This summer, as street clashes erupted over a police officer’s shooting of an unarmed teenager in Ferguson, Mo., Chanda Hsu Prescod-Weinstein monitored the events, many miles away, through television, Facebook, and Twitter. A postdoctoral fellow in physics at the Massachusetts Institute of Technology, Prescod-Weinstein—who identifies as black—found herself crying through her calculations as she saw a middle-American suburb turned into a war zone.
Watching and reading about the killing of Michael Brown—followed by the indelible scenes of tear-gas canisters and armored tanks—she looked down at her research on theoretical cosmology and thought to herself: “I can’t do this.”
“Who cares about cosmic inflation during the first seconds of the universe’s existence when black people are getting shot left and right by police officers and vigilantes?” she remembers thinking. “I felt guilty. I wanted to go to Ferguson. I wanted to be a body in the streets and a barrier between the police and my people.”
She was not alone.
A number of professors have told me that a summer’s worth of racial turmoil—most prominently in Ferguson, but in a number of other American cities as well—has taken an emotional toll on students of color pursuing advanced degrees.

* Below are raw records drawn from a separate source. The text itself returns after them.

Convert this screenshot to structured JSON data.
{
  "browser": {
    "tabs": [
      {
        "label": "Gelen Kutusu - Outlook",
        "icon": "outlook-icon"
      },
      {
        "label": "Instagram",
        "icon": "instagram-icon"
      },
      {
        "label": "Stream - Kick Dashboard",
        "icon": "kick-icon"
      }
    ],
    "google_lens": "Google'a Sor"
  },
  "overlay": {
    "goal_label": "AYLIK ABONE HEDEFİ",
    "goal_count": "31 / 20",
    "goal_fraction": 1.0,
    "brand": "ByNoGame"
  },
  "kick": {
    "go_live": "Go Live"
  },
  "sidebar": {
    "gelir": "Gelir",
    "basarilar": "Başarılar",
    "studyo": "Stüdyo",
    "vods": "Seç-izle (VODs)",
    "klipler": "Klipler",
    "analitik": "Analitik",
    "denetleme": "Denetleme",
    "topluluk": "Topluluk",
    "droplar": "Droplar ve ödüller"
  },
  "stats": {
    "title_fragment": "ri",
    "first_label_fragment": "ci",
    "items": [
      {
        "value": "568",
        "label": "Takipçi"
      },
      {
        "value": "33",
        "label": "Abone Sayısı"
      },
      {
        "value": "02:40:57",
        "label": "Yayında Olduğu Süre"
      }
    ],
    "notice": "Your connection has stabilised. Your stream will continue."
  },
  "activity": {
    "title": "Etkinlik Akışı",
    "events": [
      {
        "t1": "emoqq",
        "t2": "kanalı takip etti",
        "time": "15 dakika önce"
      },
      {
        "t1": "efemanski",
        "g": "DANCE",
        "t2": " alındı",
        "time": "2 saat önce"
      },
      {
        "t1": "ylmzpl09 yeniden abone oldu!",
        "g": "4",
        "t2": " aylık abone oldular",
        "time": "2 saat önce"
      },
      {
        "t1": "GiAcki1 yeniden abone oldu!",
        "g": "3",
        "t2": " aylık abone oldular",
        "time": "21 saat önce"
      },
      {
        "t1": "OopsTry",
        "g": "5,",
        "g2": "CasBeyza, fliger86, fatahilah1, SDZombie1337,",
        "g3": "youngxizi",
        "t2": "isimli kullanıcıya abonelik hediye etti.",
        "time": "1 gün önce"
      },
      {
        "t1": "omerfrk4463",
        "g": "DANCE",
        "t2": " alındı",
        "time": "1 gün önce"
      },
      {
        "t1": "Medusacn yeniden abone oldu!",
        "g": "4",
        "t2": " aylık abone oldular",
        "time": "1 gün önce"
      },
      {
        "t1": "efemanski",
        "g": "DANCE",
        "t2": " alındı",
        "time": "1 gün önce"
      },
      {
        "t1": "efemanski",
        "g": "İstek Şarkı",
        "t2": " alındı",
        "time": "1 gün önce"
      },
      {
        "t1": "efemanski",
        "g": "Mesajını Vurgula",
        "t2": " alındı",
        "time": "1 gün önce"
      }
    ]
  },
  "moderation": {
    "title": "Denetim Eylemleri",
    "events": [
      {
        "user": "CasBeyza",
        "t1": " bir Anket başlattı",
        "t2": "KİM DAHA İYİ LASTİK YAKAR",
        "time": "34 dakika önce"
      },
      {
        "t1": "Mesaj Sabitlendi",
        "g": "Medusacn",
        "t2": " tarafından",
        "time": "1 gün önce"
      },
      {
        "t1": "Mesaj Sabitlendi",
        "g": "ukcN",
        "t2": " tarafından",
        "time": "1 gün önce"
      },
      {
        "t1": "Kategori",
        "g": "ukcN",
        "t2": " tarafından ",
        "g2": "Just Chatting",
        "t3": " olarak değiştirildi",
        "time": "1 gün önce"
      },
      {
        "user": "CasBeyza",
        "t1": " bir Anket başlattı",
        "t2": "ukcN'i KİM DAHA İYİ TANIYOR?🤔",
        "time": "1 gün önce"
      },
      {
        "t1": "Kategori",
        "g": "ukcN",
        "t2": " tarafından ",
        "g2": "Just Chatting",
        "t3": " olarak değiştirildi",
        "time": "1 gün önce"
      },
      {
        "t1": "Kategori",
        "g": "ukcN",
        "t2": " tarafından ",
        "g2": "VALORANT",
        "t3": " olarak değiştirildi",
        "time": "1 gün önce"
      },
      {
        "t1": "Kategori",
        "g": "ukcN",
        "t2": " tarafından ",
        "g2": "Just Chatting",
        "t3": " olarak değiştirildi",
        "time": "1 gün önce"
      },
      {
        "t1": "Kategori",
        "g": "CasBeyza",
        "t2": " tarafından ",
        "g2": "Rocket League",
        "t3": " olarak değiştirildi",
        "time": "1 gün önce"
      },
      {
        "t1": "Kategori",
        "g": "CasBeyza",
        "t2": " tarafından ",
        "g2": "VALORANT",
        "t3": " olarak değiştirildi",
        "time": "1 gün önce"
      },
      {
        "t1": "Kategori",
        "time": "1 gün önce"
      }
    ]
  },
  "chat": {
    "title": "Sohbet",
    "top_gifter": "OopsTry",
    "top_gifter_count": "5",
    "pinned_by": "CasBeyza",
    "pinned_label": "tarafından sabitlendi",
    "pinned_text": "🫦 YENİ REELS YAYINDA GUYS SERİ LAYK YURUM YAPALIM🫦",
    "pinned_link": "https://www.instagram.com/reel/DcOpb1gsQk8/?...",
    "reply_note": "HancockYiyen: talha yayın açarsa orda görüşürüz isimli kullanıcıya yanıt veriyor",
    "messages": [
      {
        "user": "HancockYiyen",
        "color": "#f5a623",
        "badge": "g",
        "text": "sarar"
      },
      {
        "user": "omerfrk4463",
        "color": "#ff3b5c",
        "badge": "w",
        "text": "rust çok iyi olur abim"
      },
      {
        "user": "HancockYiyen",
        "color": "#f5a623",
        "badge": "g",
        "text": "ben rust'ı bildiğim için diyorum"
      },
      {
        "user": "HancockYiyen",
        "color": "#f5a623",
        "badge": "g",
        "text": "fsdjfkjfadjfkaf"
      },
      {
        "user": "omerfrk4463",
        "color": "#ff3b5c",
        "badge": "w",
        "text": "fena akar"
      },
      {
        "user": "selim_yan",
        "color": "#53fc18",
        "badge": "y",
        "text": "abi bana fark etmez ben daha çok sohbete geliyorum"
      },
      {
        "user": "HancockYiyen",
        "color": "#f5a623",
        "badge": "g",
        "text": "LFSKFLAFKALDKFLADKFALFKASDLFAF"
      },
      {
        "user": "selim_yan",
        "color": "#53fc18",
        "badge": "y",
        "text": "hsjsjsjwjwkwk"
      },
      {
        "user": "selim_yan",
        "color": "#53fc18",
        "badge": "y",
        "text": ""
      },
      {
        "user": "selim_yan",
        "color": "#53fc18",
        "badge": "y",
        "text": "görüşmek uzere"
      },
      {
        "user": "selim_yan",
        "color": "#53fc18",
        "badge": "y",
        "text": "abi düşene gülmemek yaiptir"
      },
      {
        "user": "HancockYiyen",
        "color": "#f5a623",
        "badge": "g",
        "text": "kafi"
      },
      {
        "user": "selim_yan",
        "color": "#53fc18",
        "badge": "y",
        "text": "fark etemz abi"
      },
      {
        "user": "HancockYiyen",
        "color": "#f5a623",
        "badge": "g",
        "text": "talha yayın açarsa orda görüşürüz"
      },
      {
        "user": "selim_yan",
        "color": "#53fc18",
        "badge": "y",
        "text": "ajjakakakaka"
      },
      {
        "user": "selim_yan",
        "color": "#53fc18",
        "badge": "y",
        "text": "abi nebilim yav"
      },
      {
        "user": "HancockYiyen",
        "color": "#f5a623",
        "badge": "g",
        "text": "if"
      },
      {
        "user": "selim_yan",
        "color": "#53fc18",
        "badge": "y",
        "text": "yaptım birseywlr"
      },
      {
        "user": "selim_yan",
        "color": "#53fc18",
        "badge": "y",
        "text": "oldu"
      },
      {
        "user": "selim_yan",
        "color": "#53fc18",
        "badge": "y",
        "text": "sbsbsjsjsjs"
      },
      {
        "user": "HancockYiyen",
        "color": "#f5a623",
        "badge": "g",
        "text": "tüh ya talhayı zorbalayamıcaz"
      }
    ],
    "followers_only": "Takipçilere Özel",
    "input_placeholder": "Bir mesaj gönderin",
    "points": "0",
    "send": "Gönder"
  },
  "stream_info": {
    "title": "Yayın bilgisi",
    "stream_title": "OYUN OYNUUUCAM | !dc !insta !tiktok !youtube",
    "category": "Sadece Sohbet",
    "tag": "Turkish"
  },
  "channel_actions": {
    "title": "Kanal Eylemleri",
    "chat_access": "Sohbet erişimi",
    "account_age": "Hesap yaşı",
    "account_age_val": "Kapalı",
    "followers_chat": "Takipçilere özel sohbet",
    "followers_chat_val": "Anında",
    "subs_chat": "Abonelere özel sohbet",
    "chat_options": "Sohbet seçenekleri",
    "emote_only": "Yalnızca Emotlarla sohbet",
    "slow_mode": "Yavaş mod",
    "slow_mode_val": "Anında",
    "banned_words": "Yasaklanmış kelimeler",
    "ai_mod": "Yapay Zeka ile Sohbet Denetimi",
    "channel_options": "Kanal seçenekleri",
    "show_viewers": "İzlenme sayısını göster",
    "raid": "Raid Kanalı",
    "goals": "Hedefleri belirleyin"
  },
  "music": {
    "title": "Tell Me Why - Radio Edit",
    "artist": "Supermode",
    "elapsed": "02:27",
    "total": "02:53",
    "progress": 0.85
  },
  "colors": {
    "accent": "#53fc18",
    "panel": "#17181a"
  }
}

Although mass-media attention to Ferguson has already begun to subside, those students are still struggling as the fall semester gets under way.